La Sirena is a winery owned by renowned California winemaker Heidi Peterson Barrett.  Barrett’s intense red wines produced for Dalla Valle and Screaming Eagle earned her cult status and acclaim, from wine critics and the mainstream media alike.  La Sirena is her own operation, which she started on a fluke in 1994.  Under the La Sirena label -- “the mermaid,” a tribute to her love of diving -- she produces mainly red wines in the powerful style that she is famous for.  And then there is this Moscato.

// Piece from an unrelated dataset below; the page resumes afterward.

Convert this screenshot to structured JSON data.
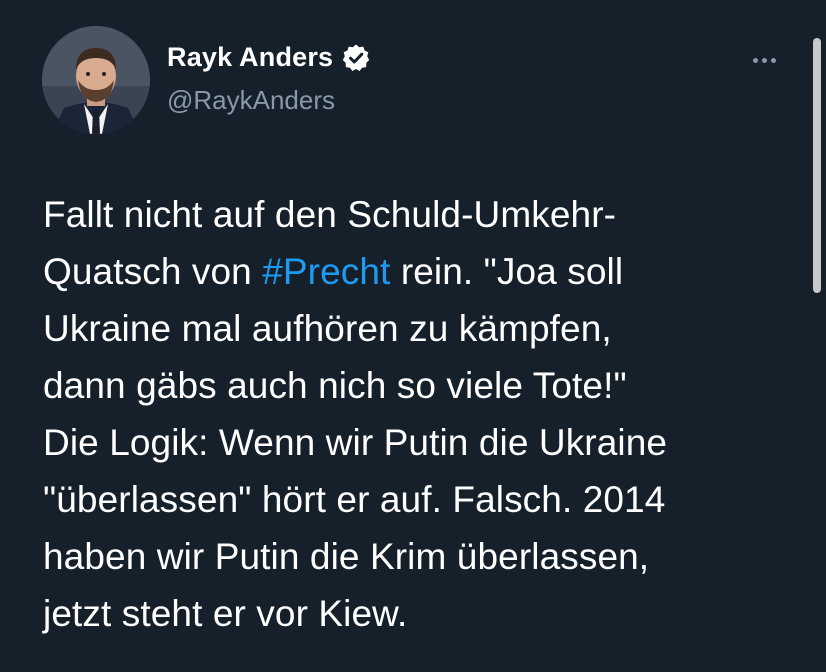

Moscato Azul (named for its cobalt-blue bottle) is a dry Moscato wine made entirely from Muscat Canelli grapes.  That’s the classic, finest variety of Muscat, the same type that makes the delicious Moscato d’Asti wine in Piedmont.  The wine is, appropriately, very different from Moscato d’Asti, however.  It is dryer and fuller.  In fact, it is a style of Moscato that seems not to resemble any of the classic styles of Muscat in the world.

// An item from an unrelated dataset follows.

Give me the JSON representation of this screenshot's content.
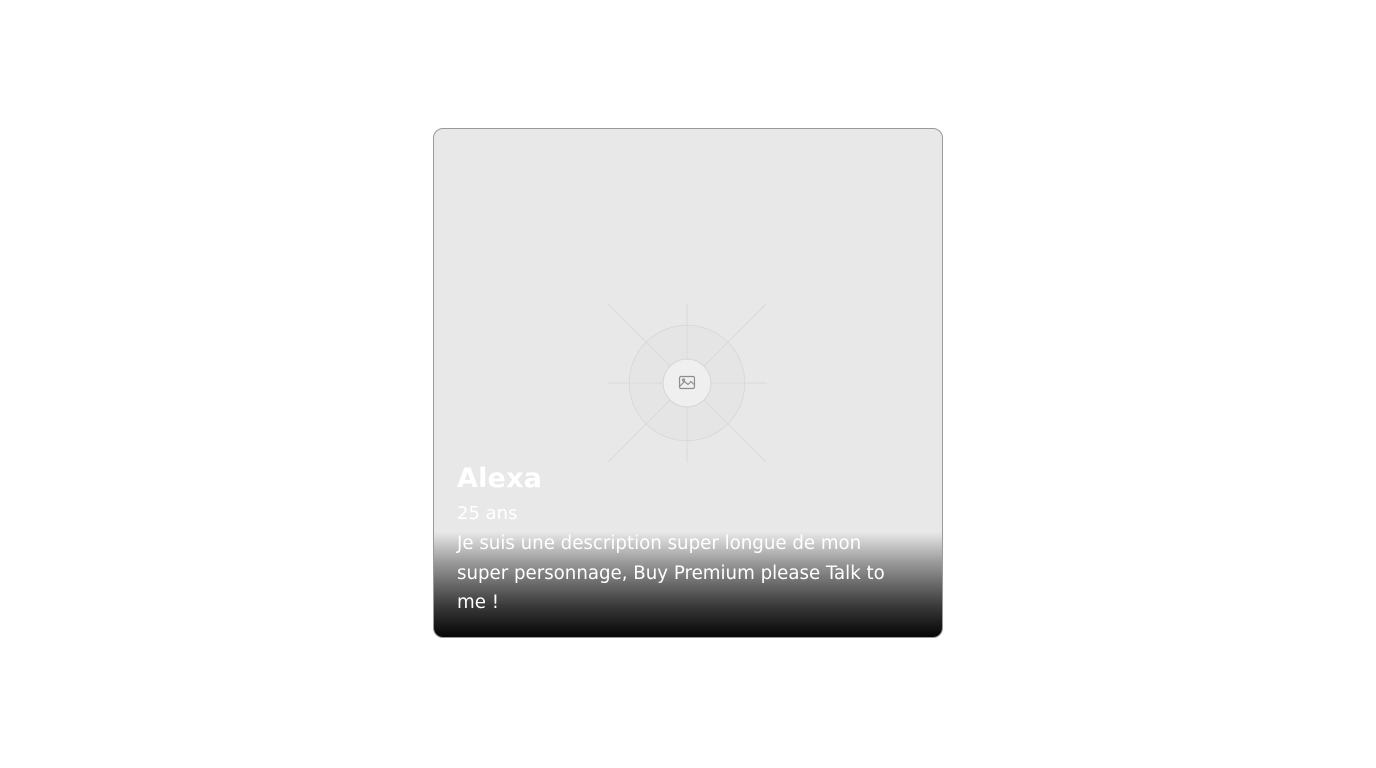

The wine has a pronounced aroma typical of Muscat, floral and peachy like the grapes themselves.  In your mouth, flavors of honeysuckle, delicate white pepper spice and white peach are intense.  But it has more body and character than you might expect from a wine with such captivating aromas and flavors.  It is a dry, medium-bodied, un-oaked white wine with creamy texture and a strong backbone of acidity.  It shows concentration of fruit character that’s unusual in refreshing-style Muscat wines -- and ditto for its depth and its length across the palate.  For as delicious and delightful as it is, this wine is also serious.

The 2012 Moscato Azul has 12.8 percent alcohol, enough to rank as a substantial wine but lower in alcohol than most of today’s California wines.  Its 5 grams of residual sugar qualify it as dry, and the wine’s high balancing acidity contributes to the impression of dryness.  In a market of sweet Moscato wines, Azul is a tru exception.

Remi Barrett, Heidi’s daughter who is involved in marketing the La Sirena wines, told me that her constant plea about this wine is, “Please, not with dessert!”  In fact, the wine pairs beautifully with meals.  It’s particularly delicious with salads, Asian-inspired dishes, and the fresh mozzarella-tomato combo that we eat so much of during the summer.

It probably goes without saying that this is a wine for drinking now, not for cellaring -- and in any case, I’ve said it.

90 Points